**EXERCISE:**
Reproduce the records below exactly, with nothing altered.

** Opening DATA SECTION block **

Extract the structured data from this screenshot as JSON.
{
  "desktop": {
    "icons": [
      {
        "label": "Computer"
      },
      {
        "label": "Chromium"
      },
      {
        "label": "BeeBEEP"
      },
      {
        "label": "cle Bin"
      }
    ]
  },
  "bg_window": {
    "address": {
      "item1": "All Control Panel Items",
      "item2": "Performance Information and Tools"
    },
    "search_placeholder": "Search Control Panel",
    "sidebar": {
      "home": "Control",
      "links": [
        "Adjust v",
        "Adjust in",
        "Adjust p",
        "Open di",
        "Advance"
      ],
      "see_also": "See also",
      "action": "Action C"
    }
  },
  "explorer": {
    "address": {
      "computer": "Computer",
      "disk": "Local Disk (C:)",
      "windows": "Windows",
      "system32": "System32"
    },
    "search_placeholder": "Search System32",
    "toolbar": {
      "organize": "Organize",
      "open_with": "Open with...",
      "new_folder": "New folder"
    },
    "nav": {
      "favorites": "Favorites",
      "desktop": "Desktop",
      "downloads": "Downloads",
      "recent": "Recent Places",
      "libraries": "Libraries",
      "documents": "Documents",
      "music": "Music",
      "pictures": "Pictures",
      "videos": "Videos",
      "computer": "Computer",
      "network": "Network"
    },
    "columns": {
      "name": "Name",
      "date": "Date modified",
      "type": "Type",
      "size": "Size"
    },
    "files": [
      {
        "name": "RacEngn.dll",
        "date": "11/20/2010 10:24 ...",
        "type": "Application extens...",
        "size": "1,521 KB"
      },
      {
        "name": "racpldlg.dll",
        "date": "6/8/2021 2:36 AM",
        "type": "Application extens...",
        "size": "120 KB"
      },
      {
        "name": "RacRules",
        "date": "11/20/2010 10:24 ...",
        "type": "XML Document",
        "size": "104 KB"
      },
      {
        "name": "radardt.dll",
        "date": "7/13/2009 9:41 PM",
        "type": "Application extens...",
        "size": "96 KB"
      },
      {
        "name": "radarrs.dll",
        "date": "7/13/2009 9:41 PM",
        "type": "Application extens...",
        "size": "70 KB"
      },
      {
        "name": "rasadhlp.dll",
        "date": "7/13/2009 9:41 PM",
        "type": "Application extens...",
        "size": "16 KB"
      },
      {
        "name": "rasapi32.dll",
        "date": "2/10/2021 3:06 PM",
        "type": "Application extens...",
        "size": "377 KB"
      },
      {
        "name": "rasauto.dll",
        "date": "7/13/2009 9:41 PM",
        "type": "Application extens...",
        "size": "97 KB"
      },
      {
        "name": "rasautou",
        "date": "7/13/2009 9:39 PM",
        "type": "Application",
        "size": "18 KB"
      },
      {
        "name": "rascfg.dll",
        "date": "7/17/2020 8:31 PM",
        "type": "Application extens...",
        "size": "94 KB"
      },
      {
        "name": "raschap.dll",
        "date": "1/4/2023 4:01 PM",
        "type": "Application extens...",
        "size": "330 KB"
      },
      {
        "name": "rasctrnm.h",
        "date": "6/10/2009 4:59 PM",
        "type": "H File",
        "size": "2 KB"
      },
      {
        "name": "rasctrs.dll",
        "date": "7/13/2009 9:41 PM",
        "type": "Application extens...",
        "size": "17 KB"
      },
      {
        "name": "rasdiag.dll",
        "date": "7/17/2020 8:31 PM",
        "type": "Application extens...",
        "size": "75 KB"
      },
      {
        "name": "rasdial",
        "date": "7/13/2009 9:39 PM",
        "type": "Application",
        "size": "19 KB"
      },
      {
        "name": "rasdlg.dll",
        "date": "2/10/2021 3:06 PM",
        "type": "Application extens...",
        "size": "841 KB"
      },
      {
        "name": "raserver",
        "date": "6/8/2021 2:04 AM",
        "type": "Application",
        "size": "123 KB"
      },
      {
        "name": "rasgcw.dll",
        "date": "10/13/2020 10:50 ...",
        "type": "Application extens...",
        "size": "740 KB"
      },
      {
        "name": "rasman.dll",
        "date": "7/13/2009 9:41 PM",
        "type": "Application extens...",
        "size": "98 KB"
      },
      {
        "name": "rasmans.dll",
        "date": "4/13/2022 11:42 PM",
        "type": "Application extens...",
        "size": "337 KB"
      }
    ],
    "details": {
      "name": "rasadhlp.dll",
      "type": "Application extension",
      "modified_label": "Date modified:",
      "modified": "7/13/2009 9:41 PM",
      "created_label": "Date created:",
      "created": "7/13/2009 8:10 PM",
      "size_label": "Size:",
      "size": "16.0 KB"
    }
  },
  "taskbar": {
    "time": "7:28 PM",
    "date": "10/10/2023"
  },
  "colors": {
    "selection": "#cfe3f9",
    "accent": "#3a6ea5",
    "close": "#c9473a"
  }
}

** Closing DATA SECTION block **

**SOLUTION TO THE EXERCISE:**
Extract the structured data from this screenshot as JSON.
{
  "desktop": {
    "icons": [
      {
        "label": "Computer"
      },
      {
        "label": "Chromium"
      },
      {
        "label": "BeeBEEP"
      },
      {
        "label": "cle Bin"
      }
    ]
  },
  "bg_window": {
    "address": {
      "item1": "All Control Panel Items",
      "item2": "Performance Information and Tools"
    },
    "search_placeholder": "Search Control Panel",
    "sidebar": {
      "home": "Control",
      "links": [
        "Adjust v",
        "Adjust in",
        "Adjust p",
        "Open di",
        "Advance"
      ],
      "see_also": "See also",
      "action": "Action C"
    }
  },
  "explorer": {
    "address": {
      "computer": "Computer",
      "disk": "Local Disk (C:)",
      "windows": "Windows",
      "system32": "System32"
    },
    "search_placeholder": "Search System32",
    "toolbar": {
      "organize": "Organize",
      "open_with": "Open with...",
      "new_folder": "New folder"
    },
    "nav": {
      "favorites": "Favorites",
      "desktop": "Desktop",
      "downloads": "Downloads",
      "recent": "Recent Places",
      "libraries": "Libraries",
      "documents": "Documents",
      "music": "Music",
      "pictures": "Pictures",
      "videos": "Videos",
      "computer": "Computer",
      "network": "Network"
    },
    "columns": {
      "name": "Name",
      "date": "Date modified",
      "type": "Type",
      "size": "Size"
    },
    "files": [
      {
        "name": "RacEngn.dll",
        "date": "11/20/2010 10:24 ...",
        "type": "Application extens...",
        "size": "1,521 KB"
      },
      {
        "name": "racpldlg.dll",
        "date": "6/8/2021 2:36 AM",
        "type": "Application extens...",
        "size": "120 KB"
      },
      {
        "name": "RacRules",
        "date": "11/20/2010 10:24 ...",
        "type": "XML Document",
        "size": "104 KB"
      },
      {
        "name": "radardt.dll",
        "date": "7/13/2009 9:41 PM",
        "type": "Application extens...",
        "size": "96 KB"
      },
      {
        "name": "radarrs.dll",
        "date": "7/13/2009 9:41 PM",
        "type": "Application extens...",
        "size": "70 KB"
      },
      {
        "name": "rasadhlp.dll",
        "date": "7/13/2009 9:41 PM",
        "type": "Application extens...",
        "size": "16 KB"
      },
      {
        "name": "rasapi32.dll",
        "date": "2/10/2021 3:06 PM",
        "type": "Application extens...",
        "size": "377 KB"
      },
      {
        "name": "rasauto.dll",
        "date": "7/13/2009 9:41 PM",
        "type": "Application extens...",
        "size": "97 KB"
      },
      {
        "name": "rasautou",
        "date": "7/13/2009 9:39 PM",
        "type": "Application",
        "size": "18 KB"
      },
      {
        "name": "rascfg.dll",
        "date": "7/17/2020 8:31 PM",
        "type": "Application extens...",
        "size": "94 KB"
      },
      {
        "name": "raschap.dll",
        "date": "1/4/2023 4:01 PM",
        "type": "Application extens...",
        "size": "330 KB"
      },
      {
        "name": "rasctrnm.h",
        "date": "6/10/2009 4:59 PM",
        "type": "H File",
        "size": "2 KB"
      },
      {
        "name": "rasctrs.dll",
        "date": "7/13/2009 9:41 PM",
        "type": "Application extens...",
        "size": "17 KB"
      },
      {
        "name": "rasdiag.dll",
        "date": "7/17/2020 8:31 PM",
        "type": "Application extens...",
        "size": "75 KB"
      },
      {
        "name": "rasdial",
        "date": "7/13/2009 9:39 PM",
        "type": "Application",
        "size": "19 KB"
      },
      {
        "name": "rasdlg.dll",
        "date": "2/10/2021 3:06 PM",
        "type": "Application extens...",
        "size": "841 KB"
      },
      {
        "name": "raserver",
        "date": "6/8/2021 2:04 AM",
        "type": "Application",
        "size": "123 KB"
      },
      {
        "name": "rasgcw.dll",
        "date": "10/13/2020 10:50 ...",
        "type": "Application extens...",
        "size": "740 KB"
      },
      {
        "name": "rasman.dll",
        "date": "7/13/2009 9:41 PM",
        "type": "Application extens...",
        "size": "98 KB"
      },
      {
        "name": "rasmans.dll",
        "date": "4/13/2022 11:42 PM",
        "type": "Application extens...",
        "size": "337 KB"
      }
    ],
    "details": {
      "name": "rasadhlp.dll",
      "type": "Application extension",
      "modified_label": "Date modified:",
      "modified": "7/13/2009 9:41 PM",
      "created_label": "Date created:",
      "created": "7/13/2009 8:10 PM",
      "size_label": "Size:",
      "size": "16.0 KB"
    }
  },
  "taskbar": {
    "time": "7:28 PM",
    "date": "10/10/2023"
  },
  "colors": {
    "selection": "#cfe3f9",
    "accent": "#3a6ea5",
    "close": "#c9473a"
  }
}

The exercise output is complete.